***


Jones:  [In response to your statement that death is the subject of all lyric poetry] I'm trying to think of a poem that isn't so obviously about death, but really is about death. 


Lee:  Let's talk about a poem called "Dying Stupid" that is one of my great fears, dying stupid (laughs).  I'm trying to know if language is a way to knowledge or does knowledge precede language.  Do you have to have the knowledge first or is talking about it a way to access knowledge?

. . . 

Jones:  What was it like to be Gerald Stern's student?


Lee:  That was my [teaching] paradigm.  He kind of alchemized everybody.  There was a feeling walking to his class.  It was Fall.  It was Pitzburg.  It was an evening class and you had a poem you were going to present.  He was going to talk to you about it, in front of other poets.  They were going to take your inner life seriously and nobody was going to make fun of your heart.  

There was the great Gerald Stern, the guy who had written all those great psalms. You opened his book and you just heard the voice of the lover.  That was it. That is what lyric poetry is for me.  It is very narrow for me.  If the voice of the lover isn't there, I'll read through it if I have to, but if it is there, that's all I care about.  

That was what you heard when you heard him and he taught you how to do it better in the poem.  He would suggest ways that would help you deepen the way you look at yourself and think of yourself.  The path and the time and civilization.  It was a blessing to be with Gerry Stern, but he's a rare guy.  His energy seemed boundless. 

. . .

Jones:  You have been described as accessible and your writing can be, but it is very intellectual and evocative, so that I think the reader sometimes has to do a little work.


Lee:  I don't want the reader to do any work.

Jones:  You don't.


Lee:  No.  I don't want the reader to do anything. (Laughs)

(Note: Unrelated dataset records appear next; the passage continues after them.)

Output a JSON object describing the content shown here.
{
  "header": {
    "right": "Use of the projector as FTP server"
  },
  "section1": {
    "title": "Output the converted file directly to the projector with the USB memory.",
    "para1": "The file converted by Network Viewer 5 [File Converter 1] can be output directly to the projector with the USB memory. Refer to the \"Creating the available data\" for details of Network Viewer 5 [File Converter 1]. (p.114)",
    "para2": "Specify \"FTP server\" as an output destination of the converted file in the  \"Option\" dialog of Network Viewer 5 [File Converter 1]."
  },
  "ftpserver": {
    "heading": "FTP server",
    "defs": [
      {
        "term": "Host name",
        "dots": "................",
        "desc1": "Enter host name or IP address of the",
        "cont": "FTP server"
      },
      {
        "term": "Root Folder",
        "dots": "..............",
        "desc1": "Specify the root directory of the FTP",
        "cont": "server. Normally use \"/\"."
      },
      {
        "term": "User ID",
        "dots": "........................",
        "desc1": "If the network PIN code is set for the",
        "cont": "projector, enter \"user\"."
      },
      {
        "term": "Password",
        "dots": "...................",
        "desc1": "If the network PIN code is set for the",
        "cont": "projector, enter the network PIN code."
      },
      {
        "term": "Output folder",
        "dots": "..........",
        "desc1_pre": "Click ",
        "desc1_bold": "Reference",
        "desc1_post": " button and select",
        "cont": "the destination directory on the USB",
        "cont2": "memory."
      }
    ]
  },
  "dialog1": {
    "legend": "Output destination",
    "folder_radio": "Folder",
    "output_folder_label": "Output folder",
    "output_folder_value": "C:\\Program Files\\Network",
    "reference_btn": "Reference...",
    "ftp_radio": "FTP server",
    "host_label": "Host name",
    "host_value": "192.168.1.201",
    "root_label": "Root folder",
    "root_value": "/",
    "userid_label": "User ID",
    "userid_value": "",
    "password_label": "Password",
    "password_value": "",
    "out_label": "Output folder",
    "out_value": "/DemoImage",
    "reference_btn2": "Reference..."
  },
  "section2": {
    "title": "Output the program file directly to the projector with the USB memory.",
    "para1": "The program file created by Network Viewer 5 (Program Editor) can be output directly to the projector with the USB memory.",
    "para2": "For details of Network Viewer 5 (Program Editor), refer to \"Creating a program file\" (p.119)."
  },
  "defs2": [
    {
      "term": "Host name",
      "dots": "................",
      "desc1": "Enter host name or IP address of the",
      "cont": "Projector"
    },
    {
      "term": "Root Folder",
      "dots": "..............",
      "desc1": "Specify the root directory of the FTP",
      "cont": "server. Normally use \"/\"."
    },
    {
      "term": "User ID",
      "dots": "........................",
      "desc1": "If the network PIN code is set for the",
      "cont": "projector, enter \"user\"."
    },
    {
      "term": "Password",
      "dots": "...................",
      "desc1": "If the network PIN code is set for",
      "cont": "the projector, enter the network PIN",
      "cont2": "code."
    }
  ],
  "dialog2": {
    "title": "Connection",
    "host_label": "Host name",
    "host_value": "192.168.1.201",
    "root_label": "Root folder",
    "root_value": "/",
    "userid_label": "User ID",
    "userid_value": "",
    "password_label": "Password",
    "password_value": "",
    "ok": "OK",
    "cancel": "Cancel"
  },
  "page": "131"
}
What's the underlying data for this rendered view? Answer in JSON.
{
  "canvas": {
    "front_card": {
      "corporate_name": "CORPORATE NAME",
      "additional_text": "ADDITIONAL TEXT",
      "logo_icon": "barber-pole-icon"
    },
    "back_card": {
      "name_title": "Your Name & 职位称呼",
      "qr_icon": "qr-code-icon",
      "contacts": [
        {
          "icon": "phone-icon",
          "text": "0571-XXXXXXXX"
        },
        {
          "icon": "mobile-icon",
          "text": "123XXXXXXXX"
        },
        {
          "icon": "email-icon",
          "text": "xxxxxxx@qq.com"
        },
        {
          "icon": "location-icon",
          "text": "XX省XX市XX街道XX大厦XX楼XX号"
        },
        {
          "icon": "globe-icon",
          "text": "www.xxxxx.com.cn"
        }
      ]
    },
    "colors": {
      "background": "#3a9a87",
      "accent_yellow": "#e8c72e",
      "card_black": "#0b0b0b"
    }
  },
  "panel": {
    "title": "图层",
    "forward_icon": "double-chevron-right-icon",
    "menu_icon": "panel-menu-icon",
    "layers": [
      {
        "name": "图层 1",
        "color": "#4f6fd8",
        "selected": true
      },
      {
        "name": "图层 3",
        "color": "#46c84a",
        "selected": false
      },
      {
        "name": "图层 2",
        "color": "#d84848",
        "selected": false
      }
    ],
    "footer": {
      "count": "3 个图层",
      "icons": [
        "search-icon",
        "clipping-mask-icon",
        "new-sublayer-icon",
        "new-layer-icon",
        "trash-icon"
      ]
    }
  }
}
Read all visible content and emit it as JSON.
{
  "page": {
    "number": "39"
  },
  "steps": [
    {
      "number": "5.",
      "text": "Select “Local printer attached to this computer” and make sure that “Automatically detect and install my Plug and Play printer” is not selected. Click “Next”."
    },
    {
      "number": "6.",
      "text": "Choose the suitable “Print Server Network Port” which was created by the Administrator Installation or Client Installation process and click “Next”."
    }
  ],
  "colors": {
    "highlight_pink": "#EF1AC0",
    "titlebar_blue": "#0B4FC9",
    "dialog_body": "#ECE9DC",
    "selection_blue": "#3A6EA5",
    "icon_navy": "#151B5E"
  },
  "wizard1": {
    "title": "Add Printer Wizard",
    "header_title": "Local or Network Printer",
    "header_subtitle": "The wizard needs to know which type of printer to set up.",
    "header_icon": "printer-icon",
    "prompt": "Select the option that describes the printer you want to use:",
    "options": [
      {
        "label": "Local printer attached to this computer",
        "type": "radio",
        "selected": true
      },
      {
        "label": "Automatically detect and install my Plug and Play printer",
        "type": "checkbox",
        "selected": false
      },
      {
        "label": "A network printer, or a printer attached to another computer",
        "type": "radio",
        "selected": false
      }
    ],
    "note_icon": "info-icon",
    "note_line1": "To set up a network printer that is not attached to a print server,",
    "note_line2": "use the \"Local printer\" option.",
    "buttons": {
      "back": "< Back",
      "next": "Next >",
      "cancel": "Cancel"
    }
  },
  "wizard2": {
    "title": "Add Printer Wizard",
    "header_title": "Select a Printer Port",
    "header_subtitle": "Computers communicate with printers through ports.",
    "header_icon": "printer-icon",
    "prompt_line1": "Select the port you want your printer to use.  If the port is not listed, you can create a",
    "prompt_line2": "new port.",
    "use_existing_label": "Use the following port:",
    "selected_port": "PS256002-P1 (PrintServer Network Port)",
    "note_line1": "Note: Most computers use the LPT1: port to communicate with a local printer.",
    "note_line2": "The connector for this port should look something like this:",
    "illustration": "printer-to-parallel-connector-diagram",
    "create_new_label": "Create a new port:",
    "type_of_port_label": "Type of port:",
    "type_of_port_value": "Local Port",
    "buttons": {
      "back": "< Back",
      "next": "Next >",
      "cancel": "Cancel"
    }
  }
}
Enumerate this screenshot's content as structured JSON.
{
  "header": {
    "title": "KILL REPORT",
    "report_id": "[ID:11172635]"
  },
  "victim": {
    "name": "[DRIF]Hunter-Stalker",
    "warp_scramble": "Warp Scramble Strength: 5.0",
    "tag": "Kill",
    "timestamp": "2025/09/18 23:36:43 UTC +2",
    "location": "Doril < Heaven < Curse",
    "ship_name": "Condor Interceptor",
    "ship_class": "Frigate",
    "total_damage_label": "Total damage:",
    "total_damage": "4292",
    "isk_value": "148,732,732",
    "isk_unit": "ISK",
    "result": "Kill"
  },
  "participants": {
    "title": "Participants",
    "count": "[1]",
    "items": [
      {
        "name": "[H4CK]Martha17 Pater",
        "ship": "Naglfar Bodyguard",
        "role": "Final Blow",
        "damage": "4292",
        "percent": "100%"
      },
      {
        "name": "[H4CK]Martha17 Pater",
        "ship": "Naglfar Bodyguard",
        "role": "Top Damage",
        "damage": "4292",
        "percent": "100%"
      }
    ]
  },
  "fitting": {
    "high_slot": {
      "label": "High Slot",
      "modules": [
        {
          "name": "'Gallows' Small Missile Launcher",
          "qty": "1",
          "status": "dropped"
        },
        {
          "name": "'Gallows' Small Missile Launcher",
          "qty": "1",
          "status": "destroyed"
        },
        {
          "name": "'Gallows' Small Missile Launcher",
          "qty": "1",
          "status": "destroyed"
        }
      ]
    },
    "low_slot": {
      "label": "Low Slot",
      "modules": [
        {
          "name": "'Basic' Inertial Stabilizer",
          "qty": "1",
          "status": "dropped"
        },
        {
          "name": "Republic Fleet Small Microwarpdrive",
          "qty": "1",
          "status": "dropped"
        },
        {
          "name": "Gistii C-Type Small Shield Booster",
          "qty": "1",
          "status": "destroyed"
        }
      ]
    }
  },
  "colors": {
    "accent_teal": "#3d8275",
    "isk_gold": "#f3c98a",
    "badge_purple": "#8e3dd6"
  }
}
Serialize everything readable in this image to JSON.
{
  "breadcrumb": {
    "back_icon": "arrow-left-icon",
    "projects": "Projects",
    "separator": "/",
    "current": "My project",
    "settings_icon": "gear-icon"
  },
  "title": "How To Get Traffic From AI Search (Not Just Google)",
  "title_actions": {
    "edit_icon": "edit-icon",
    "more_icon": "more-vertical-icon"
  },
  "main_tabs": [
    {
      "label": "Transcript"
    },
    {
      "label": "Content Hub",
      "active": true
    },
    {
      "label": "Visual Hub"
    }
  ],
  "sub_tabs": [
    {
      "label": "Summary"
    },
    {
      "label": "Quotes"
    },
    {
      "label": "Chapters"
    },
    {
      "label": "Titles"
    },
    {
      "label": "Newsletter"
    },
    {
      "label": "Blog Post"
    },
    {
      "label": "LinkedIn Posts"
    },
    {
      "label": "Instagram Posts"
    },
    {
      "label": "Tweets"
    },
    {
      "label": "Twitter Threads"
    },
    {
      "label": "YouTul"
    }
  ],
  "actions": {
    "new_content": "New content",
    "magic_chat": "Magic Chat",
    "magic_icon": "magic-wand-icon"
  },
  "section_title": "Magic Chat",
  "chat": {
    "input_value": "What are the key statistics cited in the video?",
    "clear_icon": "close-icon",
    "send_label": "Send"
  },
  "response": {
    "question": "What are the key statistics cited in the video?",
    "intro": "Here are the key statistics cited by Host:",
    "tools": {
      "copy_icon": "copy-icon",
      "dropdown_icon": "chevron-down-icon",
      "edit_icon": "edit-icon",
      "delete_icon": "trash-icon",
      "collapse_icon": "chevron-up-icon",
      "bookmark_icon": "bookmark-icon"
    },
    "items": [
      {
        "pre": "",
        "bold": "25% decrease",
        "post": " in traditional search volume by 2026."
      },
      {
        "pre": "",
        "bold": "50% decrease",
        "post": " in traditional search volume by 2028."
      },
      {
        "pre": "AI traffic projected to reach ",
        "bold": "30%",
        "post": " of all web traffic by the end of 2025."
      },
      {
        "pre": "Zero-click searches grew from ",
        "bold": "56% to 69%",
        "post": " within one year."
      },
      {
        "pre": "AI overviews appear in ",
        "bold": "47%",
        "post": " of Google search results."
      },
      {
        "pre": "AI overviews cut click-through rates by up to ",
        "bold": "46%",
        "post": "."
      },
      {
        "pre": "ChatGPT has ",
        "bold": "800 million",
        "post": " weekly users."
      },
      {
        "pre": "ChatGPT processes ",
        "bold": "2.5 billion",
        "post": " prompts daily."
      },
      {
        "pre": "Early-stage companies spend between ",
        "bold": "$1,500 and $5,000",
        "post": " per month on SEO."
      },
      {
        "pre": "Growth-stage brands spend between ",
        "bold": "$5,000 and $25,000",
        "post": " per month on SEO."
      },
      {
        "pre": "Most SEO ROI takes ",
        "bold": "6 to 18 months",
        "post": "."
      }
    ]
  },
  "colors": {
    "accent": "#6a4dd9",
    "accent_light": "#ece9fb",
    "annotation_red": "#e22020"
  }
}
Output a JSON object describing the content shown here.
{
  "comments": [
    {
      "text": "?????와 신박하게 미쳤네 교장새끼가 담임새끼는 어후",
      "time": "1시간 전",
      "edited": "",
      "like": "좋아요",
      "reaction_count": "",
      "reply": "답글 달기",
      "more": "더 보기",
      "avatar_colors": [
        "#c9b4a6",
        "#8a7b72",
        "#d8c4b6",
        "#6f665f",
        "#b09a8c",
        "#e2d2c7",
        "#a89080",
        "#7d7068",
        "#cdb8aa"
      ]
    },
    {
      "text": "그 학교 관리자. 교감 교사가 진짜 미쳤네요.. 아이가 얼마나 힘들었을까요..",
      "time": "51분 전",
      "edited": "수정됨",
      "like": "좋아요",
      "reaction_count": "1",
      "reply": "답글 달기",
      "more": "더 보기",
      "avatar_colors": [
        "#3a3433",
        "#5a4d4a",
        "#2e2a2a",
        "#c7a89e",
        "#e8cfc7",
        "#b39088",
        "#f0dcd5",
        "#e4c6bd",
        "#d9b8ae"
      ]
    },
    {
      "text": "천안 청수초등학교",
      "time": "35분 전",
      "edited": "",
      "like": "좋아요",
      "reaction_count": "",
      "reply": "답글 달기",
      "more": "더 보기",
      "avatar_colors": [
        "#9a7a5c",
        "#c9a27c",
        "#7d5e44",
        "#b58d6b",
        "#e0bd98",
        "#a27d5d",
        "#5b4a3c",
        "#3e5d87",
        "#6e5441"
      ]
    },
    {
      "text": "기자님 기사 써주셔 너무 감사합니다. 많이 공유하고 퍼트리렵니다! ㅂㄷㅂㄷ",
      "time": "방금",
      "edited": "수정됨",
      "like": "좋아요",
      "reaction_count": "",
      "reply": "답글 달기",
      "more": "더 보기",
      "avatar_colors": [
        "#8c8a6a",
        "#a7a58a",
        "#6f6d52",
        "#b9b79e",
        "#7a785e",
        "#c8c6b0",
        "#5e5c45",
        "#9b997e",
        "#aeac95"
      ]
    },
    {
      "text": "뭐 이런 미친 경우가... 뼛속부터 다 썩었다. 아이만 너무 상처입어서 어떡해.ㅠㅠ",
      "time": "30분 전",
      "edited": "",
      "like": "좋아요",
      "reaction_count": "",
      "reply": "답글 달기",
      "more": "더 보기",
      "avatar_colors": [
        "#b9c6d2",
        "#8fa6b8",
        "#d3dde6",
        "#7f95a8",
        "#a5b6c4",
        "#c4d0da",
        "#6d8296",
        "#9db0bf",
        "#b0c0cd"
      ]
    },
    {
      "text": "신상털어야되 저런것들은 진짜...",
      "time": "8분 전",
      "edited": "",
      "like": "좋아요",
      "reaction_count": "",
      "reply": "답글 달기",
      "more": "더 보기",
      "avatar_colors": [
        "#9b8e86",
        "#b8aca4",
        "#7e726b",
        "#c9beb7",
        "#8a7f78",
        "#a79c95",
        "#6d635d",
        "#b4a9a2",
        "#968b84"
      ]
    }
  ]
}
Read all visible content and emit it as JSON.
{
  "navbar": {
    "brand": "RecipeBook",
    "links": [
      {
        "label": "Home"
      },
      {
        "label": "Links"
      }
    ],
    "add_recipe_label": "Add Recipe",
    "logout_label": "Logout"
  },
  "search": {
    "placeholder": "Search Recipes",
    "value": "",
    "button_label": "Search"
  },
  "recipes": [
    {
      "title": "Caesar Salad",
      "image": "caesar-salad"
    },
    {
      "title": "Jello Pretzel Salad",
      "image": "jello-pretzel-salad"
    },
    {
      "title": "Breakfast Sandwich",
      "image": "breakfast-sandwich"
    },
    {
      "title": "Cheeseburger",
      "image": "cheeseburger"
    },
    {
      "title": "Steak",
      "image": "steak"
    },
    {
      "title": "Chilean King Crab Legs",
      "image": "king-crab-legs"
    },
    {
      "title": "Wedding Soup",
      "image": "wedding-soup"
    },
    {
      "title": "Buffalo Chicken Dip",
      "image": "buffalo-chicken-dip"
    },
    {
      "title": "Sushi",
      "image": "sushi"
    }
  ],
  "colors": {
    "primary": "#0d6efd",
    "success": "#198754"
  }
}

Jones:  Well, it's not necessarily work, because you can just take it in on an intuitive, emotional level and get great pleasure from it, but I think there's more to be found in rereading.


Lee:  But the reasons for rereading are very important to me.  There are certain reasons that prompt people to reread that don't prompt me to reread.  I feel if I have heard something beautiful, true, stirring . . . That's the whole problem of poetry.  What is worthy of remembering?  The Iliad, the Bible--what acts are worth remembering?

When I write, that is a big issue--what's worth remembering, what's worth revisiting, rereading.

. . .

Jones:  I see people talking about a blending of the different camps of poetry (experimental postmodern poetry, your poetry which seems very different from that, etc.) and maybe something hybrid moving forward and I wondered if you had any thoughts on that?


Lee:  I do think that relevant work is always going to be the work that is synthesizing everything, as much of the key things as possible.  In other words, I do believe that a poet writing now, writes in a context of: quantum physics, astronomy, the developments in the telescope that are mind boggling--like what we can see, the level of musical genius playing now (cellists, other soloists), whatever we've accomplished in martial warfare, all of the famine of the earth, all of the people that are actually trying to do well and being loving, that whole context is the context of a poem.

Given that, one would need to break down what would be the key pieces of knowledge, the books you would need to read, the experiences you would need to actually have to have witnessed in person, to know that as much as possible, and then to speak (laughs).  

. . .

Note:  Li-Young Lee is also featured in a documentary, Poetry of Resilience and there is a book of interviews with him, Breaking the Alabaster Jar, which clarify in greater depth, Lee's ideas about the "outgoing/dying breath" of poetry.  




Lisa Anne Jones is a staff interviewer for Poetry Now and is looking forward to a week at the Napa Writer's Conference this July.  A member of the Squaw Valley Community of Writers, she is currently editing their annual Review, due out in July, 2009.  Learn more about her publications and how to reach her at http://www.alchemyofbirds.blogspot.com/